"I don't know why the sports ministry is raising these unnecessary issues. We called these as extra officials but in fact these are not extra officials. These days in every sport you don't need only the coaches but you need managers, doctors, physios and masseurs. They contribute to the good performance of the players," said Batra at the media conference after the send-off ceremony.
The IOA had sent the ministry a list of 222 athletes, 74 support staff and 21 extra officials, who Batra claimed, will accompany the contingent at the expense of their respective National Sports Federations.
Besides, the IOA had sent a list of 11 overall contingent staff, including the Chef-de-Mission, three General Managers, two doctors and two physiotherapists.
It is learnt that the ministry is willing to clear only one doctor and one physiotherapist out of those recommended by the IOA as overall contingent staff.
The ministry is yet to clear the final Indian contingent sent by the IOA and it is expected to take another couple of days.
The bone of contention is the 21 extra officials included in the list sent by the IOA. The Sports Ministry, it is learnt, has decided to put a stop to officials "fun rides" and stick to the rule of keeping the size of officials' contingent to one-third of the athletes' count, except in special cases.
"Moreover, these 21 so called extra officials are not going at the cost of the ministry, they are going at the cost of the federations. So where is the problem. The 74 support staff we recommended are 33 per cent of the number of athletes and these 21 are going at the expense of the federations," he said.
He gave the example of hockey for which six officials -- three each for men's and women's teams -- will go at Hockey India's expense. He said the ministry should learn from the L Sarita Devi incident during the 2014 Asian Games where the boxer did not have any manager to fall back on after getting a raw deal in her semifinal loss.
Batra said if the ministry was so concerned about the number of officials recommended by the IOA, it should also look into the practice of government officials travelling to CWG, Asian Games and Olympics at taxpayers' expense.
"Every multi-sporting event, officials from the Sports Ministry and Sports Authority of India will go at government's expense. It is taxpayers money and I don't think their presence at these multi-sporting events enhance the performance of the athletes.
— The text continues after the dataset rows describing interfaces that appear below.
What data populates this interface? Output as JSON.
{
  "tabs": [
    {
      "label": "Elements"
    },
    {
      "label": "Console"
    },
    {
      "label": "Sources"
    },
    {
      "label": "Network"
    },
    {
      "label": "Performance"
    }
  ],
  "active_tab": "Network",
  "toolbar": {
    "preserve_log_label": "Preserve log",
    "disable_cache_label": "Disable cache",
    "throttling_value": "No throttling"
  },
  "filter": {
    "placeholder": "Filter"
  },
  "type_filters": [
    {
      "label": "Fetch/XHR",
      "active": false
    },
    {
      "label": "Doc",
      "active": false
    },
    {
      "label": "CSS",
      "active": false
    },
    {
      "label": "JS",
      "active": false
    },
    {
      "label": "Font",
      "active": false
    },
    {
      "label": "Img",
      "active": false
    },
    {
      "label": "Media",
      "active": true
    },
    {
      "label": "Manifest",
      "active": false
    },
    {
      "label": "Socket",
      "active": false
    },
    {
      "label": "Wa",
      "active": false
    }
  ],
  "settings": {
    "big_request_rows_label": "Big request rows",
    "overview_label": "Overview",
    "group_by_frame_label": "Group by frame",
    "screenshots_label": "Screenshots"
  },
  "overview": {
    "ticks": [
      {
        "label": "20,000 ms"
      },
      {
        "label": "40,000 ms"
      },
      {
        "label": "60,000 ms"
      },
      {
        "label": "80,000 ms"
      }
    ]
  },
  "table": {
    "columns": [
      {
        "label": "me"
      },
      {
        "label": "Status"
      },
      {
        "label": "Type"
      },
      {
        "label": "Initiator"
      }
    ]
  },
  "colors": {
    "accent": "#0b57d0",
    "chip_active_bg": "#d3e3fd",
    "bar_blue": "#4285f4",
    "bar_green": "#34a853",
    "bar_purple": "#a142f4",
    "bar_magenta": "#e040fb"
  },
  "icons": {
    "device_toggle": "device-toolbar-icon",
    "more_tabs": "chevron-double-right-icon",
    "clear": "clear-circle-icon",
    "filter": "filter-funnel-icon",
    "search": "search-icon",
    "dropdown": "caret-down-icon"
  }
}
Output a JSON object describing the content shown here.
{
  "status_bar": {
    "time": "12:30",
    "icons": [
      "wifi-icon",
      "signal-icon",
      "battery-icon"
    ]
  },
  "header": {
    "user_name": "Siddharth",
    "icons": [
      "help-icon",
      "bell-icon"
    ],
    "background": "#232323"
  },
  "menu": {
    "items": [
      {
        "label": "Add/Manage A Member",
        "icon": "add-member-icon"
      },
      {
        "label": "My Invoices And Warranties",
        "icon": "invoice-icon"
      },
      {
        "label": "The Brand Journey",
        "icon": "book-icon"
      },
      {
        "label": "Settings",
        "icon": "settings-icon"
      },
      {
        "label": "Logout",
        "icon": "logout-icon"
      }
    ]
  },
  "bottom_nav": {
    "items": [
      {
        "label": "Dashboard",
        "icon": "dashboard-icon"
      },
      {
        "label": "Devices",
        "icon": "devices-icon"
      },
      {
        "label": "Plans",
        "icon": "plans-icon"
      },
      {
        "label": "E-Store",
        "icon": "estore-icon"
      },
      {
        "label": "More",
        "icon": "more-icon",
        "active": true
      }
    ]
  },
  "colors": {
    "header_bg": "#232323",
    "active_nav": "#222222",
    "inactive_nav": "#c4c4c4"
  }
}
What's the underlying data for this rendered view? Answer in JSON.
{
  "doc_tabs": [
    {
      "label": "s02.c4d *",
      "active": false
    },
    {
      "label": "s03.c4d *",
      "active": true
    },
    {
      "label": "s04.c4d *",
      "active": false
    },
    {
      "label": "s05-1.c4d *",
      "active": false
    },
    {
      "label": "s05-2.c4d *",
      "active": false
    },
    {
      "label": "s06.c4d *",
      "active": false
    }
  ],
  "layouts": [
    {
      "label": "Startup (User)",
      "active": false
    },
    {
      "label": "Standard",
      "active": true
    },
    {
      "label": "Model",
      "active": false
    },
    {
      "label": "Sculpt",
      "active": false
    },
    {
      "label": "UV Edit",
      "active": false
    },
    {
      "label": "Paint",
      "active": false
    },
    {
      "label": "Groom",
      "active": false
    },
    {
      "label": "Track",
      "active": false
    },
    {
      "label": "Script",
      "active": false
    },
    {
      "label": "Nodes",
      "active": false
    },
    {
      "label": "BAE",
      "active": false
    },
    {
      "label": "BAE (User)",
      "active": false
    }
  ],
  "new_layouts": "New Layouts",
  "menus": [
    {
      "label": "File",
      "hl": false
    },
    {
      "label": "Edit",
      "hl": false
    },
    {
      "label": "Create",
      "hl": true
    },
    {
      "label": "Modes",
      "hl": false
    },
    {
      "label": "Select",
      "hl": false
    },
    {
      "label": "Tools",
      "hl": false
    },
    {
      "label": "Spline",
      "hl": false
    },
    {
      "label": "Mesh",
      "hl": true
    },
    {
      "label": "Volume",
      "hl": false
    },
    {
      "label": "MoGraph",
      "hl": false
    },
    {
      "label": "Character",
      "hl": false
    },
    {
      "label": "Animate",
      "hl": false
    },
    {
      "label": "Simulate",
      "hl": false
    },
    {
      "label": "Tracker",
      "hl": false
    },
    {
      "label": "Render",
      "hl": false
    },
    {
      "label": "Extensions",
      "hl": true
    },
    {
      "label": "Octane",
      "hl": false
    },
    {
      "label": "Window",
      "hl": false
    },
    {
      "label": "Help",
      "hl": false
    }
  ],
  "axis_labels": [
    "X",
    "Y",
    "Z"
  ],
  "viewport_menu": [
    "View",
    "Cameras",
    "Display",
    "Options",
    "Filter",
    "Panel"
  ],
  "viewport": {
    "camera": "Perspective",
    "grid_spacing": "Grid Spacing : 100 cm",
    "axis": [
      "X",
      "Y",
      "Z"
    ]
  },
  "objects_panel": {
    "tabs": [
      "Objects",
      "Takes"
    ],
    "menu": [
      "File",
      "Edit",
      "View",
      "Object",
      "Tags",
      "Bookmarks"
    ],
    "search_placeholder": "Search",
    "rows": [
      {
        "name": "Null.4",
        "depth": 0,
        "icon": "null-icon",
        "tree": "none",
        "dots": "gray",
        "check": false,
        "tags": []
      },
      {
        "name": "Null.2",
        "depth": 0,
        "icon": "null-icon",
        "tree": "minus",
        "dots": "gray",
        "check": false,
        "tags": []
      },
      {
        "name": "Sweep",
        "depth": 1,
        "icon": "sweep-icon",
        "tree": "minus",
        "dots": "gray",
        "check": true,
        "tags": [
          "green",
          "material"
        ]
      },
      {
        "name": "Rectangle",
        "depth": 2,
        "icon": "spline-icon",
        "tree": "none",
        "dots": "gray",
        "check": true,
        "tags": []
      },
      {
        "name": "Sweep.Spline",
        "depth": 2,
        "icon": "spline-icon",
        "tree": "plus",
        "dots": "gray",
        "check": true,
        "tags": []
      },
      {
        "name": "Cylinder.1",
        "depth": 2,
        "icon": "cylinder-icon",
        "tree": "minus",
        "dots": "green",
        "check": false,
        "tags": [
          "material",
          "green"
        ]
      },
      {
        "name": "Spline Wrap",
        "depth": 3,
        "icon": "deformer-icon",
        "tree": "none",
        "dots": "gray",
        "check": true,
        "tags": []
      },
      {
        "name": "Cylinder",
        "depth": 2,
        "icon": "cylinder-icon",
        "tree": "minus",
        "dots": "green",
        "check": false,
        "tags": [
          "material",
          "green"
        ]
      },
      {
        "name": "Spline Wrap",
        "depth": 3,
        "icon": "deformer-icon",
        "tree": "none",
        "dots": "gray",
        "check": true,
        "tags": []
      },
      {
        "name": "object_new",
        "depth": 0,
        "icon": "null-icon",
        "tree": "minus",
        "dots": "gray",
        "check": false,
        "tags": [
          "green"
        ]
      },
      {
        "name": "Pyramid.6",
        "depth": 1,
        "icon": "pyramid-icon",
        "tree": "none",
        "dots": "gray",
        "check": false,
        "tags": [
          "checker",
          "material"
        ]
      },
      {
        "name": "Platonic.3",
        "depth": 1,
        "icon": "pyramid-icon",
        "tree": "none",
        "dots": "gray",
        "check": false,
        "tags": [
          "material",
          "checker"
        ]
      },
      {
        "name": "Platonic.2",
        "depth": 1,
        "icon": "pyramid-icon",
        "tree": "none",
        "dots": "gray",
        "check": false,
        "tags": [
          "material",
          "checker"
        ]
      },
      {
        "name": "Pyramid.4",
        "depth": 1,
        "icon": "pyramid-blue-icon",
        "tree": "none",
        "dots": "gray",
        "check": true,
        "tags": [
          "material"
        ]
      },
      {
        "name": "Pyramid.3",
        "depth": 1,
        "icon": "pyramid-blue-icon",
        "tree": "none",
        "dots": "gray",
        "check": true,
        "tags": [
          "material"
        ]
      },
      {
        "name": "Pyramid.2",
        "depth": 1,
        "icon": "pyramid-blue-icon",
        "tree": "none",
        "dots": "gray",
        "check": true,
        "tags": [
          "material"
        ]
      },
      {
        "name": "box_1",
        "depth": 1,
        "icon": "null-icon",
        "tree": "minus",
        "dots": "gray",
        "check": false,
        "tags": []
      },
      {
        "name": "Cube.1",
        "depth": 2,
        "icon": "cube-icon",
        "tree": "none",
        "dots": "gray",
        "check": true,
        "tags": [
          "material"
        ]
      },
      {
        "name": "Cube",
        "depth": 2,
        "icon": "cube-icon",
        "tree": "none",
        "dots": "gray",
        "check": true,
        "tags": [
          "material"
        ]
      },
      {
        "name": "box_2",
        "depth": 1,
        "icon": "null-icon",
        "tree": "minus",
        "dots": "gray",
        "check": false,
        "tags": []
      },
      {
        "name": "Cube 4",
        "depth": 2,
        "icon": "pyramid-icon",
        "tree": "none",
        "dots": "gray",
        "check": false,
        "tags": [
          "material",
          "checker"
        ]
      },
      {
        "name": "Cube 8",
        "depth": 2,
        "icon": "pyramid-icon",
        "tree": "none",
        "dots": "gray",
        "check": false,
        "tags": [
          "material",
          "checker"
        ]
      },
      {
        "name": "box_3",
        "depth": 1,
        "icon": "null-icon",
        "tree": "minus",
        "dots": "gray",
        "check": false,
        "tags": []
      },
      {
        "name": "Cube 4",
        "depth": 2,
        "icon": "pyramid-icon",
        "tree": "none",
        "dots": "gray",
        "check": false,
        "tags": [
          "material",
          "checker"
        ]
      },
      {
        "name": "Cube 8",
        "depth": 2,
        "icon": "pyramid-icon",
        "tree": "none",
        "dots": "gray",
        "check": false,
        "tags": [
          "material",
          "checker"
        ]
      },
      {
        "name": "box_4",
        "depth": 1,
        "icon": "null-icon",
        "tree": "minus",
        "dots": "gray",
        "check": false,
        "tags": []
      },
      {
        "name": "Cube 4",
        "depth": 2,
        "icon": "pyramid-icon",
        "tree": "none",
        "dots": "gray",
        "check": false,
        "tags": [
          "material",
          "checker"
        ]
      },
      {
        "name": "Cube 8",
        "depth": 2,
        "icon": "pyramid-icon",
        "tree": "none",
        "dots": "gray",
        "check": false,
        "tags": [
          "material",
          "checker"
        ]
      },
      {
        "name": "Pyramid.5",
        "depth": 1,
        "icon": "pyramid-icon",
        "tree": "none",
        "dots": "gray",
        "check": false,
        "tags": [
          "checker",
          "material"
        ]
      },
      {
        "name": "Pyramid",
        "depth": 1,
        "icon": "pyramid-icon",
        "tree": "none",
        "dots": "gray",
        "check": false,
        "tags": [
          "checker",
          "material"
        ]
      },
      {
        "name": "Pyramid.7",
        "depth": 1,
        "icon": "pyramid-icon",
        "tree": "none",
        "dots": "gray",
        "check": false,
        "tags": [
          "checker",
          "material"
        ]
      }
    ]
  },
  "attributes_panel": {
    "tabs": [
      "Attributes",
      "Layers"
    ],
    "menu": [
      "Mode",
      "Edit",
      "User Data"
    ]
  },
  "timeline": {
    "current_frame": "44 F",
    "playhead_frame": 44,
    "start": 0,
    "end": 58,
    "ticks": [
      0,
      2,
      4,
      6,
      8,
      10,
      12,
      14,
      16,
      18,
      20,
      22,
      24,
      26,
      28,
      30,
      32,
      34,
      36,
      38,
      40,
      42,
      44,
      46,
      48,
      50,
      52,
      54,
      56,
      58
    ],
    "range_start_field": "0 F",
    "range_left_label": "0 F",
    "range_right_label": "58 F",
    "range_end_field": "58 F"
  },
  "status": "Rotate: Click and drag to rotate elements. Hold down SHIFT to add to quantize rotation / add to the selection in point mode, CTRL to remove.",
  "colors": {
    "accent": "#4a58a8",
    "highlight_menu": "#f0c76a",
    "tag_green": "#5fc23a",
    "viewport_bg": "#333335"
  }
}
So, the media should also question this practice," said the IOA chief who was elected in December last year.
Batra acknowledged that though the IOA was the body through which the Indian athletes take part in multi-sport events, the clearance of the government was also needed.
"IOA is an autonomous body under the IOC and Indian athletes take part only through the IOA. But at the same time the government will have to clear these athletes to be able to able to take part in these Games," Batra said.
"The national federations are also autonomous bodies and the IOA has no authority to say no to them when they say they want officials to be sent at their cost," he added.
Athletes, who were present at the send-off ceremony were mostly from shooting, wrestling, cycling and hockey.
Men's and women's hockey team captains Manpreet Singh and Rani Rampal, star shooters Jitu Rai, Apurvi Chandela, Mehuli Ghosh, cyclist Deborah Herold were among the top stars present on the occasion.
The Indian contingent leaves for Australia on Friday.